App and web page records

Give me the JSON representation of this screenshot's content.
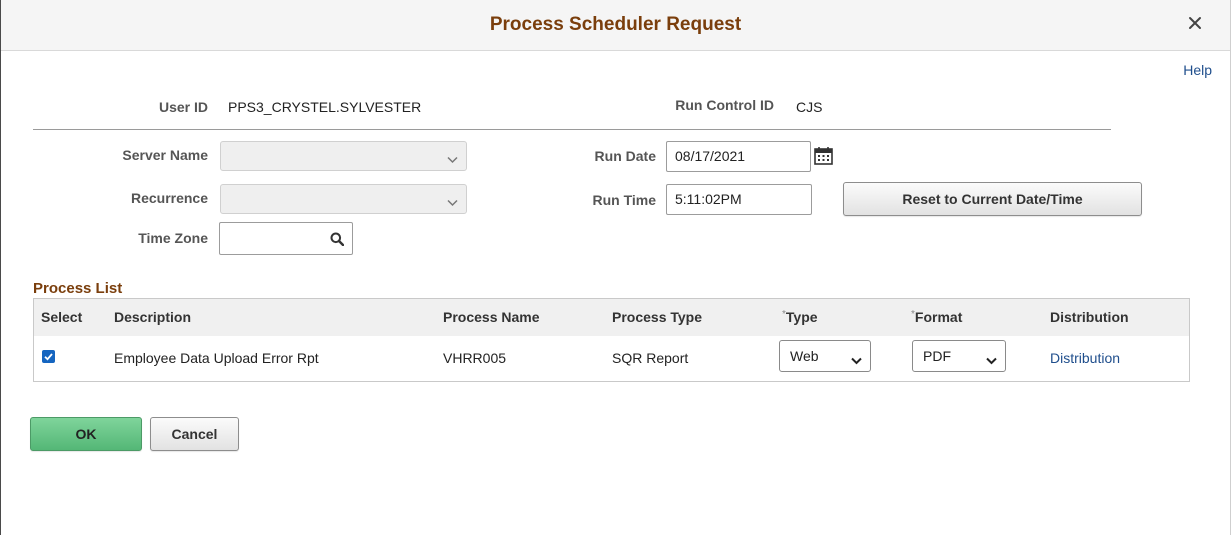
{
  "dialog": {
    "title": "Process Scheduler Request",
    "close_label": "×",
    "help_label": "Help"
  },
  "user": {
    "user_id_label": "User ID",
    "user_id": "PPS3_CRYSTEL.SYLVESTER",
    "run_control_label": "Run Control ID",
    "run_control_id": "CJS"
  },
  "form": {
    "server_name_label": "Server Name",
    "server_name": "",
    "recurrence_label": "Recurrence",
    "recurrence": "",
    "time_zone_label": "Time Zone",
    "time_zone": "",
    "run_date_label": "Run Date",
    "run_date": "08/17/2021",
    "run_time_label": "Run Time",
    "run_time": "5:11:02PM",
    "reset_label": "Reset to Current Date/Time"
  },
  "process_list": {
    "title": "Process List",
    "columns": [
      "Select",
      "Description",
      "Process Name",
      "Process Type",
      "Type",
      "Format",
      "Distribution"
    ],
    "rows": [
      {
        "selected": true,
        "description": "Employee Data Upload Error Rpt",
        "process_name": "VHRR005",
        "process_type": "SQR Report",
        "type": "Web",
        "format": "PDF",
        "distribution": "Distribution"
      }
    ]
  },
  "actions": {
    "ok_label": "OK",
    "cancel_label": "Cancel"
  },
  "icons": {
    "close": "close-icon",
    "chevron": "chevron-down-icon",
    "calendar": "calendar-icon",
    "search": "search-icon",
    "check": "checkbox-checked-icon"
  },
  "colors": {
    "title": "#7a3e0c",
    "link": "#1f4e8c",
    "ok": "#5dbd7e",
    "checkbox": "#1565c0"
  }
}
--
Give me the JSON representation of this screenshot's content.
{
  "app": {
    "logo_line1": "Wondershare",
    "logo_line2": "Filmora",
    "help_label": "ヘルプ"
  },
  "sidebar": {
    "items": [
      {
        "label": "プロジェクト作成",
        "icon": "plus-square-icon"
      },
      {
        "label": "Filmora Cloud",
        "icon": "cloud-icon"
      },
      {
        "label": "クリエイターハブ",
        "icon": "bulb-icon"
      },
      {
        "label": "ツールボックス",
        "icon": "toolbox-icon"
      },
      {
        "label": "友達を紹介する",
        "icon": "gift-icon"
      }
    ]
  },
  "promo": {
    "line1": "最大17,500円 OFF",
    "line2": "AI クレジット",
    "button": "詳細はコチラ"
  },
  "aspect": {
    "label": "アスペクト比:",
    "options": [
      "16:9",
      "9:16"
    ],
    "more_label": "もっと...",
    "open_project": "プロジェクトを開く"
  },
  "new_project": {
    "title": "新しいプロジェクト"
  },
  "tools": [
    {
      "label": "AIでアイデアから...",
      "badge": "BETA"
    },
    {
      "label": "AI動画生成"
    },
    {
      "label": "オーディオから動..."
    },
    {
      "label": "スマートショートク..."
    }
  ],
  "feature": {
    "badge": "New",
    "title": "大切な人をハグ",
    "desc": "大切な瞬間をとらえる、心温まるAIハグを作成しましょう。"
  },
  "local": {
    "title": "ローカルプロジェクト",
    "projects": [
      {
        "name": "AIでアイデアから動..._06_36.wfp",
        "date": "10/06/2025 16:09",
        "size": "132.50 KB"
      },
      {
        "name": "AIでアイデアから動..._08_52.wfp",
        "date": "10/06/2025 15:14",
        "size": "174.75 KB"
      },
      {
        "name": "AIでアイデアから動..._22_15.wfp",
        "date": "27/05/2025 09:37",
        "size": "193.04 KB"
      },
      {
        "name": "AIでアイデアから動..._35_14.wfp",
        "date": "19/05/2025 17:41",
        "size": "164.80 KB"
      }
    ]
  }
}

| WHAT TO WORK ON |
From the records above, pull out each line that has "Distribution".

| EXERCISE SOLUTION |
      "Distribution"
        "distribution": "Distribution"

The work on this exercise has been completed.